Your answer should show every line of the material below that includes "title".

Information given ->
- - -

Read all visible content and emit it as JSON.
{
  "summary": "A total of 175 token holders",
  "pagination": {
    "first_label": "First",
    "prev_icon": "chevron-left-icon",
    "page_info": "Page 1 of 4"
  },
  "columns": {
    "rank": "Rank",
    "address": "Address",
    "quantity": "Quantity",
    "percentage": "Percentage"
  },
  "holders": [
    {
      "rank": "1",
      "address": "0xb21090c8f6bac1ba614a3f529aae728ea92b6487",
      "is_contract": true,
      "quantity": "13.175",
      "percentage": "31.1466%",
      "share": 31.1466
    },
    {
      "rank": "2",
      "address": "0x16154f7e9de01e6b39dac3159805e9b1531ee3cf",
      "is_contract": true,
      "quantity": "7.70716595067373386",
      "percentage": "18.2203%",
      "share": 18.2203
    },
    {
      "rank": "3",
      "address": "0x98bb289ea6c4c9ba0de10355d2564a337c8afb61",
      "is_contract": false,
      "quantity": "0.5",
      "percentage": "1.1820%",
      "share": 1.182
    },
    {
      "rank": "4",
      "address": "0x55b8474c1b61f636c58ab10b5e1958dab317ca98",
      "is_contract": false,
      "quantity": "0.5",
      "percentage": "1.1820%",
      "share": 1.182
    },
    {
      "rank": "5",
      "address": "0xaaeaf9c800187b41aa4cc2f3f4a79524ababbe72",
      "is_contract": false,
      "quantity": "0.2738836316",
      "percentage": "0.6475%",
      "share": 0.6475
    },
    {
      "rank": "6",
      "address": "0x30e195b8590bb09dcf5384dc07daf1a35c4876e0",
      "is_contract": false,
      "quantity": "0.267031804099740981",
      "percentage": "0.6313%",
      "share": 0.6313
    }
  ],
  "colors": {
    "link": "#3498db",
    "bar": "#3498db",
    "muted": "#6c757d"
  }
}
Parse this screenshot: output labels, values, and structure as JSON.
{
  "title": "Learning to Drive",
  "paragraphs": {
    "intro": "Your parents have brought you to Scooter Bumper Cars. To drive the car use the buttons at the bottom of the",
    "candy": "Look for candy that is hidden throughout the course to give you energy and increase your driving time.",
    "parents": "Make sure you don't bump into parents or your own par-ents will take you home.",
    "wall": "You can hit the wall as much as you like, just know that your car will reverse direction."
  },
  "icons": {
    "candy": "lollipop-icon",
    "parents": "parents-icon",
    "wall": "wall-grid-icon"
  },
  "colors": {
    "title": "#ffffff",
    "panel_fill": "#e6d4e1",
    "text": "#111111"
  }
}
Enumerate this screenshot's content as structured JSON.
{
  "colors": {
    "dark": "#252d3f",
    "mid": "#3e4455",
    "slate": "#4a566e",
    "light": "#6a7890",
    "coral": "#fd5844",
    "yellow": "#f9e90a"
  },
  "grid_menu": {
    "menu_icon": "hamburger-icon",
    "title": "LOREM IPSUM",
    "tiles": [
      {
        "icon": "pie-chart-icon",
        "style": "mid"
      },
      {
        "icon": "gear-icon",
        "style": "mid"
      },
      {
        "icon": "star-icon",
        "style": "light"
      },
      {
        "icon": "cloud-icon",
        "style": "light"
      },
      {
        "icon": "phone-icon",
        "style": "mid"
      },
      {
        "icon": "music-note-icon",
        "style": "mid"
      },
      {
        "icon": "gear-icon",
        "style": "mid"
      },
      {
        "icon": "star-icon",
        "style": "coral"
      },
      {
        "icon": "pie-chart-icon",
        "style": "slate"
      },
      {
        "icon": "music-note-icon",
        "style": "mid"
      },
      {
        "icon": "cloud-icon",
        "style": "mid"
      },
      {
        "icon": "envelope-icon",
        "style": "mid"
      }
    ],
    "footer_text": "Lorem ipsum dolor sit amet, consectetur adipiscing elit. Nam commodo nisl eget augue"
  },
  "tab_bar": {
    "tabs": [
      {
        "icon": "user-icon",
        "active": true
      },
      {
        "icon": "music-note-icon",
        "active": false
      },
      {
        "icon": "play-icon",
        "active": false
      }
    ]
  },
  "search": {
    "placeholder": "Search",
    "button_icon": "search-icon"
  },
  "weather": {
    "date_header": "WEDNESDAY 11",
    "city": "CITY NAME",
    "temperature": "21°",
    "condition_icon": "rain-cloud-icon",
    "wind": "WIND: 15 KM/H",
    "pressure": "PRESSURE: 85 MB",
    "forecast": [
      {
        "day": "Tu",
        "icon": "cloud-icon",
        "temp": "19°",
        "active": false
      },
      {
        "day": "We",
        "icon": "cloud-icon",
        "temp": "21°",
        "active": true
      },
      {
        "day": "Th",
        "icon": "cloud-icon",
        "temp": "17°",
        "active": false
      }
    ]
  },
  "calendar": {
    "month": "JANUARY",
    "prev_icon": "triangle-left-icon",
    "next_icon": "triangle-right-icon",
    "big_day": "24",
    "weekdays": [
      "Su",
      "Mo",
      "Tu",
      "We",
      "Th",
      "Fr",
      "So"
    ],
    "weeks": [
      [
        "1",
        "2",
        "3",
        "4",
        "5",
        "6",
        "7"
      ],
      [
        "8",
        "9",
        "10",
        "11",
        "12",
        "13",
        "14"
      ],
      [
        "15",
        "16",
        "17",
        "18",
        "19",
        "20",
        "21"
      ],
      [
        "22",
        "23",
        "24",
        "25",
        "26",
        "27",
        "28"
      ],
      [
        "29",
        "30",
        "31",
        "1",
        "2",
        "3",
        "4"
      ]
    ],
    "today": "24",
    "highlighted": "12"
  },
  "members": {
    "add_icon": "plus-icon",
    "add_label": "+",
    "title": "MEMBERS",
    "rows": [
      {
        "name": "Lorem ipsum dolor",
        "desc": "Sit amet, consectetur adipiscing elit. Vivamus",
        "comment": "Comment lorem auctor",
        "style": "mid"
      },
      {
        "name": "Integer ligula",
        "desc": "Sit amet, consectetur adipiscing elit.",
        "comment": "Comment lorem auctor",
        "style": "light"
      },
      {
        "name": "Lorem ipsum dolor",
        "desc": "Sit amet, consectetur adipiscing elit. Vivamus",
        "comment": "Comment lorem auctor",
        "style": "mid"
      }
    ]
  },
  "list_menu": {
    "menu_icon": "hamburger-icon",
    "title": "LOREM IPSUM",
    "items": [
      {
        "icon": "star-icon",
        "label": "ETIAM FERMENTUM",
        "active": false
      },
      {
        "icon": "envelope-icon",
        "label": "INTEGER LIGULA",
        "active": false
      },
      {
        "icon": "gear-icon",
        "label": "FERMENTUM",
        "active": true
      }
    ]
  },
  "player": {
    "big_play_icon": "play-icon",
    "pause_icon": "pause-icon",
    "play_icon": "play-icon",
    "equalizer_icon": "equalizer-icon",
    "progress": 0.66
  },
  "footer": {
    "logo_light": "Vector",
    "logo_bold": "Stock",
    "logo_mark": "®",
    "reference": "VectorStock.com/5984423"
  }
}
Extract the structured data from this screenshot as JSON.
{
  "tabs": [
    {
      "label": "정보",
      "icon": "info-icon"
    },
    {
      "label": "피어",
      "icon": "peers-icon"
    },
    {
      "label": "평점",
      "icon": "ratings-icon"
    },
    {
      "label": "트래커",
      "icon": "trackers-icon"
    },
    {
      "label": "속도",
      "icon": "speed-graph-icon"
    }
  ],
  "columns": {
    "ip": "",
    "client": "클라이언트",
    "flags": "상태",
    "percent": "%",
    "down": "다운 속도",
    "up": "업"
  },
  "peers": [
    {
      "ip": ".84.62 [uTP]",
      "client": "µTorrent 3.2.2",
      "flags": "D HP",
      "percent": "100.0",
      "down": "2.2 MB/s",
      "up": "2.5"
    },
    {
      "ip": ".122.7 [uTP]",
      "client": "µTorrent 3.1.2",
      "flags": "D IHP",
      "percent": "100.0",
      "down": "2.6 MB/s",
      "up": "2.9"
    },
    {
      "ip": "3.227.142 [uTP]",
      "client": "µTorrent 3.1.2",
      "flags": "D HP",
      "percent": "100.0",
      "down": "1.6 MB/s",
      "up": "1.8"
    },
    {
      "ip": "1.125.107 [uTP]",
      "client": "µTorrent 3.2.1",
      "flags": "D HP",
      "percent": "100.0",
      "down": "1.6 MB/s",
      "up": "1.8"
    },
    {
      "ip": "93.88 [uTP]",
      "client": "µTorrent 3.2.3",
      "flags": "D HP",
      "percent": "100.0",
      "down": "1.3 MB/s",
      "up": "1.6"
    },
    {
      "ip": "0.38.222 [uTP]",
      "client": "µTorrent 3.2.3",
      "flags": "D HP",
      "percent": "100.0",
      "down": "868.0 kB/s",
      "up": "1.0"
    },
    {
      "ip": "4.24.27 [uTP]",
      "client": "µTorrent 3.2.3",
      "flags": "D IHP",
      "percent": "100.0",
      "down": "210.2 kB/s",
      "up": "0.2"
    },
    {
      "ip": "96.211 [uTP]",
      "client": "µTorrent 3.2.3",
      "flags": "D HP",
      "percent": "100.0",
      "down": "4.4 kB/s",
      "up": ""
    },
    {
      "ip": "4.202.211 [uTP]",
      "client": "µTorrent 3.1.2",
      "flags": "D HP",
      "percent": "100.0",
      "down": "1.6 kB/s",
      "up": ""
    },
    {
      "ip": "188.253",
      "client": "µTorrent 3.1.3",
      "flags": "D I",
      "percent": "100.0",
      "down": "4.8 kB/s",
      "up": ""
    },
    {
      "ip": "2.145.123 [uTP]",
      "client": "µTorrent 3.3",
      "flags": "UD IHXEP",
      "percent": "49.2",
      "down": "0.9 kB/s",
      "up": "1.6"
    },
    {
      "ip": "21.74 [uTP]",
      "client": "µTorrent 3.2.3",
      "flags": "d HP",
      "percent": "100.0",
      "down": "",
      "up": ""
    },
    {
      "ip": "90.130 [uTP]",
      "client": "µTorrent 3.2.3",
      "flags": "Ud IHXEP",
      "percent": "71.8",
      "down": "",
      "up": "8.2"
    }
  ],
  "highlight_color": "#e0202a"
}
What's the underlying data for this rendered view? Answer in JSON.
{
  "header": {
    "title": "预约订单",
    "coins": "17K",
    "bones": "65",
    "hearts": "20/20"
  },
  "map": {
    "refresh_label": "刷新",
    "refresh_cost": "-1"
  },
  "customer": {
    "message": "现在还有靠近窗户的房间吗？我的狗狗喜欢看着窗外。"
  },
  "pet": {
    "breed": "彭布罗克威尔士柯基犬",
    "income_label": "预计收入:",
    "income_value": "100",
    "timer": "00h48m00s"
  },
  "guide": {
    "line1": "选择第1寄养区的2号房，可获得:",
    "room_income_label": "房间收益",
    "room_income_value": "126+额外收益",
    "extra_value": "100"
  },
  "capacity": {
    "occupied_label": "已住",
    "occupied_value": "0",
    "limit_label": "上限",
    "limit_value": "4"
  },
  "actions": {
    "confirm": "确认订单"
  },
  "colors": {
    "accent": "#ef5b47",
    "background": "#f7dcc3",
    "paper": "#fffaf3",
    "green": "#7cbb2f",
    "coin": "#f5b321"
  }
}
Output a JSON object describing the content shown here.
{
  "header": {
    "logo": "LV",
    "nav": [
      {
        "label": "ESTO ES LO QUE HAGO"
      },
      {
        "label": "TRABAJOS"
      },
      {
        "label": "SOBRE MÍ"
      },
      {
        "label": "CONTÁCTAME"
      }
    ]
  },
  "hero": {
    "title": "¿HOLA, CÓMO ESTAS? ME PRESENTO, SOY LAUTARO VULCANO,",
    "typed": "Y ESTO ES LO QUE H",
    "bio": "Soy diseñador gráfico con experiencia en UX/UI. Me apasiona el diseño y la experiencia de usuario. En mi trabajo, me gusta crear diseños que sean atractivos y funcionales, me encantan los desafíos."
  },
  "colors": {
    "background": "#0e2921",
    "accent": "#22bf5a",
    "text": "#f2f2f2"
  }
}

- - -

Output of the task ->
  "title": "Learning to Drive",
    "title": "#ffffff",
    "title": "LOREM IPSUM",
    "title": "MEMBERS",
    "title": "LOREM IPSUM",
    "title": "预约订单",
    "title": "¿HOLA, CÓMO ESTAS? ME PRESENTO, SOY LAUTARO VULCANO,",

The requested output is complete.